A single solution for underground mapping

The new Maptek SR3 laser scanner has been designed to effortlessly accomplish underground spatial mapping tasks.

Taking a Maptek third generation laser scanner underground is a totally satisfying experience. For a start, the Maptek SR3 weighs less than 10 kg, and can be easily carried by its ergonomic handle. Flexible mounting options include tripod, underground vehicle or extendable boom.


Setup and registration is a seamless exercise. Using multi-backsight to known targets ensures accurate scanner positioning. This enables users to easily view digitised CAD files and compare design strings to as-builts underground.

The Maptek SR3 can capture a 360-degree scan in less than a minute.

Imagination becomes reality with fast, safe collection of accurate survey grade data underground, accompanied by intuitive tools that streamline geological mapping and detailed geotechnical analysis.

‘Customers have reported a high level of satisfaction using the SR3,’ said Product Manager James Howarth. ‘One of the new features allows access to the user interface through any web-enabled device to conduct scans.’


While the internal 147 megapixel HDR camera is optional, many operations will appreciate the benefits of acquiring high definition digital imagery and scan data simultaneously.

With the SR3 users can capture accurate digital imagery of unsupported ground in drives and development headings prior to treatment.
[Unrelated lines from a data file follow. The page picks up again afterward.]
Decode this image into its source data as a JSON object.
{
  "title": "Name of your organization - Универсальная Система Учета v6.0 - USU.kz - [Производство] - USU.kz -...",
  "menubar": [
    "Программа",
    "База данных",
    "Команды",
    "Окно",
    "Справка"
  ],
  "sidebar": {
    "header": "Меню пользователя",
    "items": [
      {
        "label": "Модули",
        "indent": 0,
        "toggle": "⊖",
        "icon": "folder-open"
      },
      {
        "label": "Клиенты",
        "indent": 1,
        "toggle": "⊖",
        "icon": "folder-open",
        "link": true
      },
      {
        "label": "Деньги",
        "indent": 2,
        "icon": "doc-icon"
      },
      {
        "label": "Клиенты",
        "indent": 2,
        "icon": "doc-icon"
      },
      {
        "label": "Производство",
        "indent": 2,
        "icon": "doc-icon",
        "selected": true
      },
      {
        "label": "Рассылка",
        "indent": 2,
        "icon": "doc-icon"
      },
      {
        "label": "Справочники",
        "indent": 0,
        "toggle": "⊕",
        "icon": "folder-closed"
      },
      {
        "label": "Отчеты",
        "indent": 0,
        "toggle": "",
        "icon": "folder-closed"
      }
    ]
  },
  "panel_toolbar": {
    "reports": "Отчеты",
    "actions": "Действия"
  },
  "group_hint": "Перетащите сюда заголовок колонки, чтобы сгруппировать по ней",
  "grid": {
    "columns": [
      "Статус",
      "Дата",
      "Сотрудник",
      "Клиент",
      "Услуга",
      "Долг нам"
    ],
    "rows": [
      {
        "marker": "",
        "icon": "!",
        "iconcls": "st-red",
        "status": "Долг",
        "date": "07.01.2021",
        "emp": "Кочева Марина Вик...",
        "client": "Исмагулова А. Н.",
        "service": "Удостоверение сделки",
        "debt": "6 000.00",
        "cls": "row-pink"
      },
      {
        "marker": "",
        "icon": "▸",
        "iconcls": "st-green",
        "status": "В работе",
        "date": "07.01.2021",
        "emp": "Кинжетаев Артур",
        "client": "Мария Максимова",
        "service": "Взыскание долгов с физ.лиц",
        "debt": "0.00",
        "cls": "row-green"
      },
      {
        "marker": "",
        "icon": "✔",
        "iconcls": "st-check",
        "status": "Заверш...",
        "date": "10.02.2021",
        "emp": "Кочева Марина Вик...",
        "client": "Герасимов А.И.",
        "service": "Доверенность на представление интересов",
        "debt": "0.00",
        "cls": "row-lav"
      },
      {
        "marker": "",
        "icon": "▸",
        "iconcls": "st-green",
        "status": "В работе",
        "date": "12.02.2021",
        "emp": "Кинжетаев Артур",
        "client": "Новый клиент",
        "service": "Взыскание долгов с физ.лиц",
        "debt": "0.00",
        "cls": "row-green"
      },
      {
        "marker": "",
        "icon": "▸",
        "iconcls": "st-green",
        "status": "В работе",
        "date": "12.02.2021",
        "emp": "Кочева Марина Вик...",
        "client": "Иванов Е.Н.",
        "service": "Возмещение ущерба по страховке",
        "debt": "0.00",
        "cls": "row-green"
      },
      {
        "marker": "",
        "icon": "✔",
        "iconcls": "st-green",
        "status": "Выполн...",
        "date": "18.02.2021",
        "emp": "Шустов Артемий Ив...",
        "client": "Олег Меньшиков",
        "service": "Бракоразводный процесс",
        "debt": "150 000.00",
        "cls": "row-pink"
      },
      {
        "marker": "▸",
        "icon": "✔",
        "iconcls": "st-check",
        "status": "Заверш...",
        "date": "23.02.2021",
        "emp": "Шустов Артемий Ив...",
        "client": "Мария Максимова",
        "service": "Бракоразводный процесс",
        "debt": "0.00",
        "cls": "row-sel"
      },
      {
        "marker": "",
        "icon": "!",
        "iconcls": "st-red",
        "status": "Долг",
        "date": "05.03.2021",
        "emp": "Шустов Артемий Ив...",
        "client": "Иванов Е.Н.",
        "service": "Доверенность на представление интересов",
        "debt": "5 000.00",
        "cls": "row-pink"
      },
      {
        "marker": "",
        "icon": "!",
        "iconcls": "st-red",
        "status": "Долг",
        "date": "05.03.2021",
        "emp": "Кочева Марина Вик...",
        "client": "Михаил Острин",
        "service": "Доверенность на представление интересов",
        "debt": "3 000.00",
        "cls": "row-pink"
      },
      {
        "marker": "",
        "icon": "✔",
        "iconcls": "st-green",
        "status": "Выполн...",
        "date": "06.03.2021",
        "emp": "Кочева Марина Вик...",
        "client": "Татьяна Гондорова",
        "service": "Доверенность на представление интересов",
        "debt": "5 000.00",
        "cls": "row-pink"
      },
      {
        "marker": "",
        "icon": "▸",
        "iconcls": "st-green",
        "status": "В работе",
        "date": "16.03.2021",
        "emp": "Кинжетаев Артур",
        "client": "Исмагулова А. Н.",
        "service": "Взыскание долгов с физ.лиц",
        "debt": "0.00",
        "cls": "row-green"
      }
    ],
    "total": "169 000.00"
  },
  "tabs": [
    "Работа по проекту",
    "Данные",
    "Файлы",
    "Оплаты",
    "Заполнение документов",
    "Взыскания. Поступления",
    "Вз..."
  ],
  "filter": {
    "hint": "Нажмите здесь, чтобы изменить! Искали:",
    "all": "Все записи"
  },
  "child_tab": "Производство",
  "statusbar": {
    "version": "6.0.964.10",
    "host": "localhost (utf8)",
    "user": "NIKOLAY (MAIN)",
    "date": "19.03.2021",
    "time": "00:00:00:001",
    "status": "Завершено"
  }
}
The 3D point cloud and matching imagery can be used for geological and geotechnical applications with no extra time spent underground.

Overlaying imagery on high resolution point clouds allows enhanced recognition of structures, joints and boundaries.

One of the easiest ways to map geology is to switch between imagery and scan spectrum intensity. ‘The SR3 significantly reduces the time and manual effort for geological mapping underground,’ said Howarth. ‘One customer reports that turnaround time on mapping has improved from 2 hours to 15 minutes.’

Detailed high resolution imagery is a key asset for geological and geotechnical applications, as well as useful for communicating with stakeholders.

A new feature allows import of mine CAD strings and surfaces for visualisation on scans. Users can also view grade shell boundaries and fault zones as surfaces alongside a scan to assist with identification of structures at the rock face.

‘We spent a lot of time getting the tablet workflow as efficient as possible,’ said Howarth. ‘Geologists can load a scan, turn on the design layers and compare the design strings to as-builts while underground. This is a massive advantage over other systems.’


A wide scan window captures surfaces of underground drives without the need for complicated configurations. Whatever the orientation of the scanner, integrated levelling automatically corrects scans before processing.

The seamless experience continues on the reporting side. A soon-to-be-released Underground Reporting Module provides the workflow for easily comparing a design solid with an actual surveyed solid to identify overbreak and underbreak.

Benefits include reducing grade dilution, highlighting unstable areas and reducing costs by identifying unnecessary development and pre-blast issues.

Whether you are a surveyor, geologist or rock engineer, the SR3 can smoothly handle your spatial mine measurement tasks underground.